The criminal contempt referral from the House of Representatives against right-wing agitator Steve Bannon landed at the DC US Attorney’s Office on Thursday with unusual fanfare, setting off potentially weeks of legal decision-making at the Justice Department.
The House’s vote 229-202 vote Thursday to hold Bannon in contempt for defying its January 6 committees’ subpoenas sets in motion a court process that begins with prosecutors considering legal questions and building a case.
The DC US Attorney’s office received the referral via a courier Thursday night. It could decline to charge Bannon, charge him quickly, or use a grand jury to investigate and indict the longtime adviser to former President Donald Trump.
There’s no strict timeline for how much time the Justice Department will take in deciding whether to move forward with the prosecution. And it’s not absolute that Bannon will be charged.
Still, in past cases, such decisions have been made fairly quickly.

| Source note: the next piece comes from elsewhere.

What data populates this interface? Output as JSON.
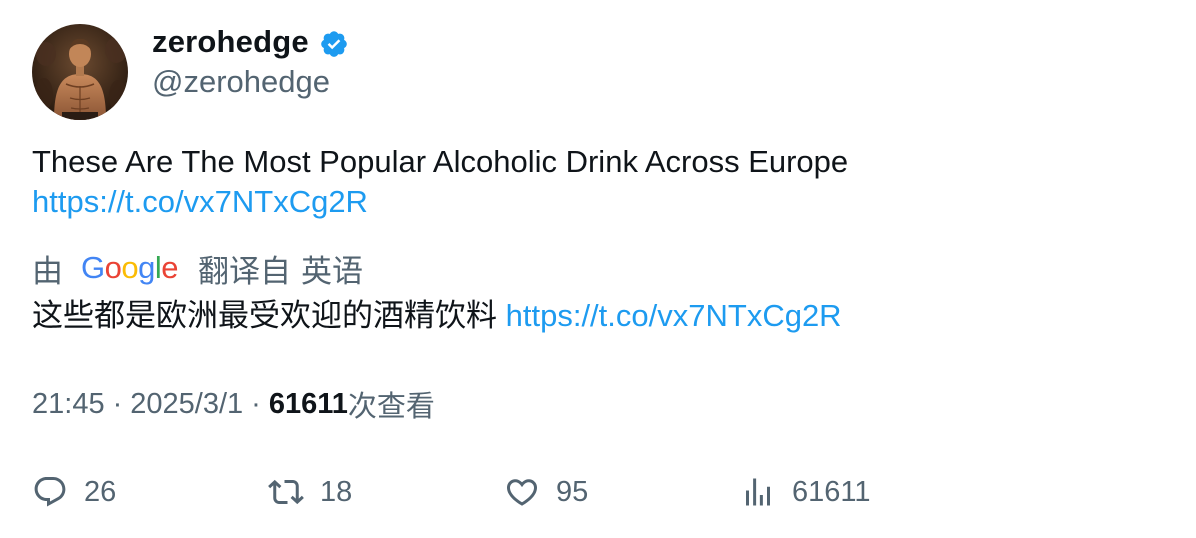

It took only eight days for a grand jury to bring the last contempt of Congress charge following a House referral, against Reagan-era official Rita Lavelle, who was ultimately acquitted of the charge.
“If they do apply the facts and the law, I think it’s actually quite simple, because Steve Bannon has no absolute right to immunity, to somehow simply fail to show up,” Rep. Adam Schiff, a member of the House’s January 6 committee, told CNN’s Wolf Blitzer on Thursday.
The US Attorney’s Office in DC is currently being led by acting US Attorney Channing D. Phillips, a three-decade veteran of the department. By and large, the House Committee is taking a hands-off approach as Phillips decides how to proceed.